percommode
percommode

Sadly, I already have met his type. However, it's more the fact, alluded to by the OP, of his fame that made me curious. See, if I knew who this person was then every time I saw or read about him in the media then I'd be reminded of the reality of this person and not just the image he or his advisers wanted projected. Much more fun.

jdclyde
jdclyde

I ask them to GIVE me whatever it is they do for a living, free. When they deny me, I simply point out that is exactly what they are asking me to do. Some "get it", some don't care. The ones that get it, we can do business, the others I tell them to call the geek squad. That will give them the level of support they deserve..... :0

Locrian_Lyric
Locrian_Lyric

I learned that the hard way myself. If you go the extra mile and don't charge for it, it becomes 'standard service' and expected. Being 'nice' does not pay. You are right, saying 'no' from time to time makes people understand that you *are* doing them a favor when you do it for them.

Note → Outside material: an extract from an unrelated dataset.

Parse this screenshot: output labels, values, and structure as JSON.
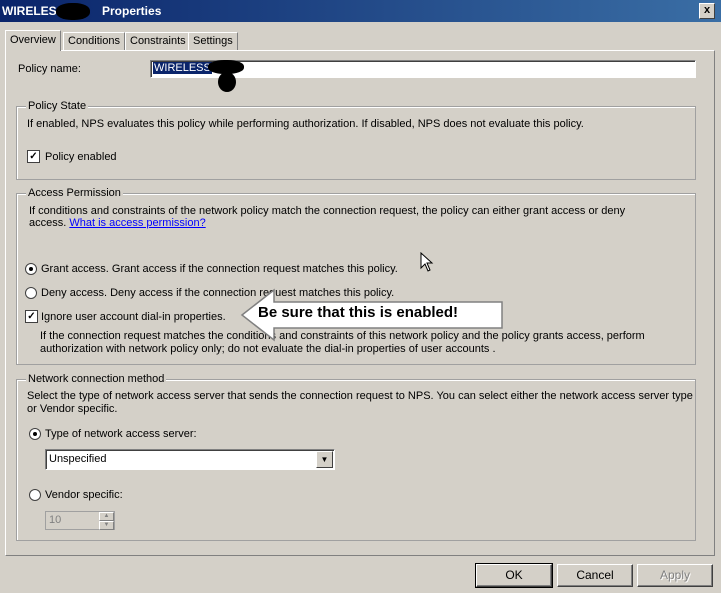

OR... charging for everything doesn't hurt either.

jdclyde
jdclyde

You by nature want to be responsive to your customers and keep them happy, but you also have to remember you are in business to make a profit. (profit is not a bad word, people) You made an agreement, and when people ask for things outside of that agreement, you have an option for a new business agreement or not doing it. I never feel bad because I have to tell someone that we do not offer that service with what they purchased.

jdclyde
jdclyde

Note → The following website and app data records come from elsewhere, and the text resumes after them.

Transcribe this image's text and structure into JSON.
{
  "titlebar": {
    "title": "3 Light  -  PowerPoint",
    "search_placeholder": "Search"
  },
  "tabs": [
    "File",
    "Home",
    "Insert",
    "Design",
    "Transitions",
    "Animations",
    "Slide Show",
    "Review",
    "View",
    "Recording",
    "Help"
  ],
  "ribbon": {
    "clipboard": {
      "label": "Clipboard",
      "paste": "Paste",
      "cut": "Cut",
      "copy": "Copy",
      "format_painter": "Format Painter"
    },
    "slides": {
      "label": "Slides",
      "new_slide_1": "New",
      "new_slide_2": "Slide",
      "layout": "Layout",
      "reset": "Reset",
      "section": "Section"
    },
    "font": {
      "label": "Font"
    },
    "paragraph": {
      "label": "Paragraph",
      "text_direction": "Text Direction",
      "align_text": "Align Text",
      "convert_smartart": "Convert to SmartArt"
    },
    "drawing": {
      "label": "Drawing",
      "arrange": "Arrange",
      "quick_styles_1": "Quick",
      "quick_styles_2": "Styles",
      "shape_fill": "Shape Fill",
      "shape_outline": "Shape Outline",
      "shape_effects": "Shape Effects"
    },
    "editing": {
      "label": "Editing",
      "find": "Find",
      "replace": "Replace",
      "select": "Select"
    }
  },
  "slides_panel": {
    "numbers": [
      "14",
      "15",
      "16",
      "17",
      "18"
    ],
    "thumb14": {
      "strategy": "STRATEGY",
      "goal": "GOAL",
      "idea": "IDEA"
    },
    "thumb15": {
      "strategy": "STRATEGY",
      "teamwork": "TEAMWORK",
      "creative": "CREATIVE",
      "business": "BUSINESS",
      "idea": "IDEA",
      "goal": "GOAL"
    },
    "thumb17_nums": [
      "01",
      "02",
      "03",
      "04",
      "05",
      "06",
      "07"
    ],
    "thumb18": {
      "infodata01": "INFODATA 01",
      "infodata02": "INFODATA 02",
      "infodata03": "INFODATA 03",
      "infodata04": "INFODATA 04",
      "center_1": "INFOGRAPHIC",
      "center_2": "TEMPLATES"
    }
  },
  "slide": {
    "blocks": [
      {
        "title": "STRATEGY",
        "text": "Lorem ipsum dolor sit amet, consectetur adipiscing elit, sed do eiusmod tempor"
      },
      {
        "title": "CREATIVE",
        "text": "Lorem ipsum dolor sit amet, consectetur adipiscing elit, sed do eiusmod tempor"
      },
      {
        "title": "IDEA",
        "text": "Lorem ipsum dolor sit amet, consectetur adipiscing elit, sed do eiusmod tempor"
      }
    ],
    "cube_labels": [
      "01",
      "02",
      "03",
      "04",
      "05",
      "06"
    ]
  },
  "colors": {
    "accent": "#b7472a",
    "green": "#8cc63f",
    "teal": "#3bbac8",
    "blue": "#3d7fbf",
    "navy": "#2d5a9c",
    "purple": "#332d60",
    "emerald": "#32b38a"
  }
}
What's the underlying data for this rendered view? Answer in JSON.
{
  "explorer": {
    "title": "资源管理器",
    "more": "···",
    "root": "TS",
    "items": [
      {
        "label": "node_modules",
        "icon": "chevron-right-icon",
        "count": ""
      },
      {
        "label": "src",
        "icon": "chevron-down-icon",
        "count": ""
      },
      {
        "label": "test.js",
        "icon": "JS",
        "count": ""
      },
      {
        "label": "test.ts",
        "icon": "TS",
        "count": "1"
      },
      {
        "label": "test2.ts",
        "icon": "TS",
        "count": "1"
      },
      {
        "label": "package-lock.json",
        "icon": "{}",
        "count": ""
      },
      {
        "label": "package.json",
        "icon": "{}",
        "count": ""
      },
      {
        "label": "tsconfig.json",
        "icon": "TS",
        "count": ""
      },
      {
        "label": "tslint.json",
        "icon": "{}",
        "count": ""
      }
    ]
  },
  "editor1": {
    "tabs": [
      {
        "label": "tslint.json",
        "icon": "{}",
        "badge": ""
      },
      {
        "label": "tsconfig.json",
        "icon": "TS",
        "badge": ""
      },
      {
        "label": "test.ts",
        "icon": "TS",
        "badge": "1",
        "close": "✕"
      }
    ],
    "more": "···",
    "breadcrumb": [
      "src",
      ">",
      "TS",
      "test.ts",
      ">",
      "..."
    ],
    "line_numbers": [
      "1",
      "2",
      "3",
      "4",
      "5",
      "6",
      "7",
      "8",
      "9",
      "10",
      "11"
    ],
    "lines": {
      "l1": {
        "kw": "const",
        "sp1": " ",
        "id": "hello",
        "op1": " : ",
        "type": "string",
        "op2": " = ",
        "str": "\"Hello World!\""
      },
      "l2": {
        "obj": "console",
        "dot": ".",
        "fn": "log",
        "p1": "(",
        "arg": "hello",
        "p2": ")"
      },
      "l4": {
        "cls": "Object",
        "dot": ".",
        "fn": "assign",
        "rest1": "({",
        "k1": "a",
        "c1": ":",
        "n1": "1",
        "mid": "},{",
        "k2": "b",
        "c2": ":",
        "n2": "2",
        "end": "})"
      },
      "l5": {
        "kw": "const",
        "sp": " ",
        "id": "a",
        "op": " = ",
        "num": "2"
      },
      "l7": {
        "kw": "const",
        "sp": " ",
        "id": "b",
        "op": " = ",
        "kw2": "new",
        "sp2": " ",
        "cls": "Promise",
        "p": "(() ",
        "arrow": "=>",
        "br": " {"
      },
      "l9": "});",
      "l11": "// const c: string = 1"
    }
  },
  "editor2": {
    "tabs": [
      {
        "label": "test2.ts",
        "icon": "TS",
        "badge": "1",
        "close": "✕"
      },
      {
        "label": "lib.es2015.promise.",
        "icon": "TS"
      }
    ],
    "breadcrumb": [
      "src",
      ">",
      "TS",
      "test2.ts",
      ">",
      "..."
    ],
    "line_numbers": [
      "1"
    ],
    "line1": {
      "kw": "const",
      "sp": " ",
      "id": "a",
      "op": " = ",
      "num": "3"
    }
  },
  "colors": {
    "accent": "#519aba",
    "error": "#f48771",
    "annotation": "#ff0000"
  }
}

I must have missed it... ;\

jdclyde
jdclyde

Just like email, if the subject line doesn't concern me, I can't be bothered to waste my time with it. In a discussion when there are dozens, is is useless and insulting.

DadsPad
DadsPad

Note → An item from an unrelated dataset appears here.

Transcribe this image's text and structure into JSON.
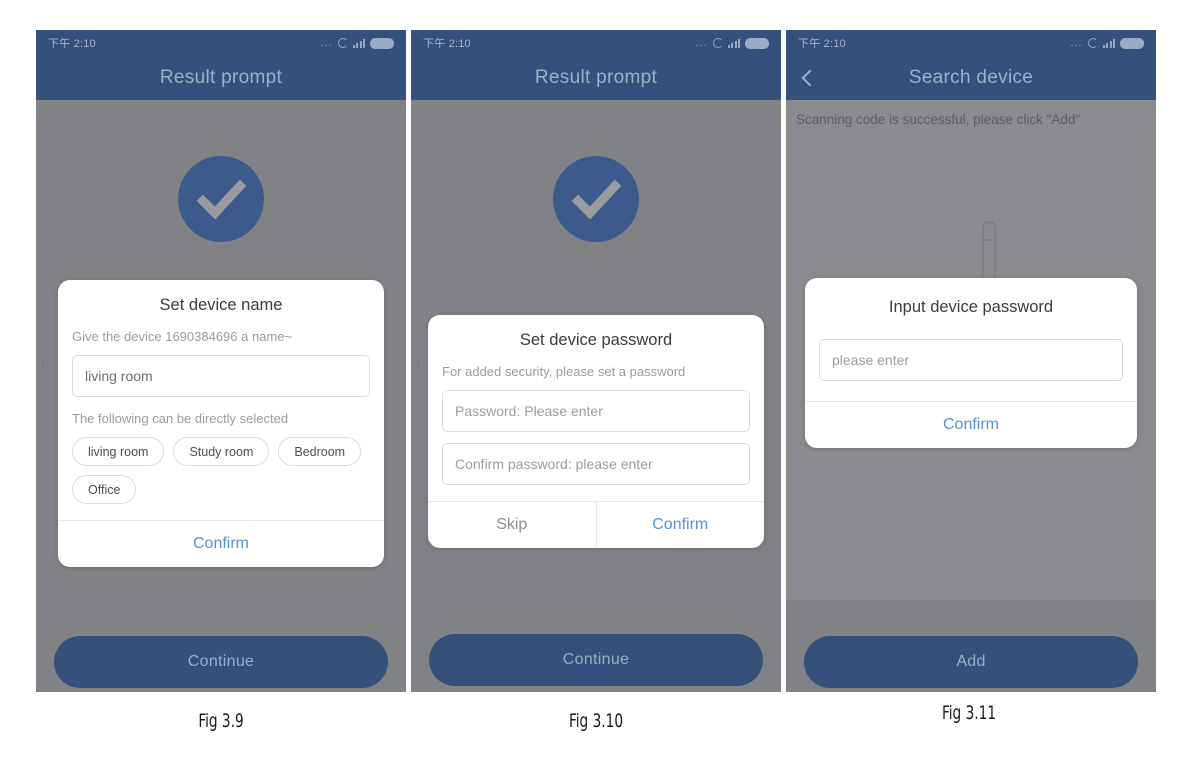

I once responded with a RE:XXX and did not like the way it looked. I would not have opened it myself. :)

wmlundine
wmlundine

Now that is unusual, eh? I sometimes see a dozen posts titled: RE:blahblahblah. Awful.

Locrian_Lyric
Locrian_Lyric

First off, I don't believe there is such a thing as 'extreme politeness'. Even people with Asperger's syndrome, such as myself can learn to be kind and polite, even if it is just an affect. Given what little effort it takes to be a tiny bit kind, it can yield great results, and if it doesn't, what have you wasted? A few kind words?

JamesRL
JamesRL

Top Gear had Steve Coogan on for their "Star in a reasonably priced car" segment, and he showed a clip from a new show where they had proposed using Jeremy Clarkson in a cameo. They didn't use Jeremey but that didn't stop them from mocking him. The scene was where Coogan's charecter is coming to the homeowners door to provide some service and the Clarksonesque charecter is funny with him, until he discovers he drives a cool car.... James

Jeff Dray
Jeff Dray

Before anyone tries to guess the name of the personality concerned, I would hasten to point out that the person in question isn't the well known chat show host who lives near me, who is a very very nice man.- A casual google search for my home town will reveal this person and he is a true gent. This one lives in an adjoining county, isn't as famous and has a bit of a reputation in the UK for being a bit of an A hole.

Tig2
Tig2

However, I would submit that you can likely guess given the detail provided by the OP. People who treat others with flaming disregard are noticed, noticeable, and remembered. Most importantly, they get talked about. Not nicely. Edited for clarity and stuff.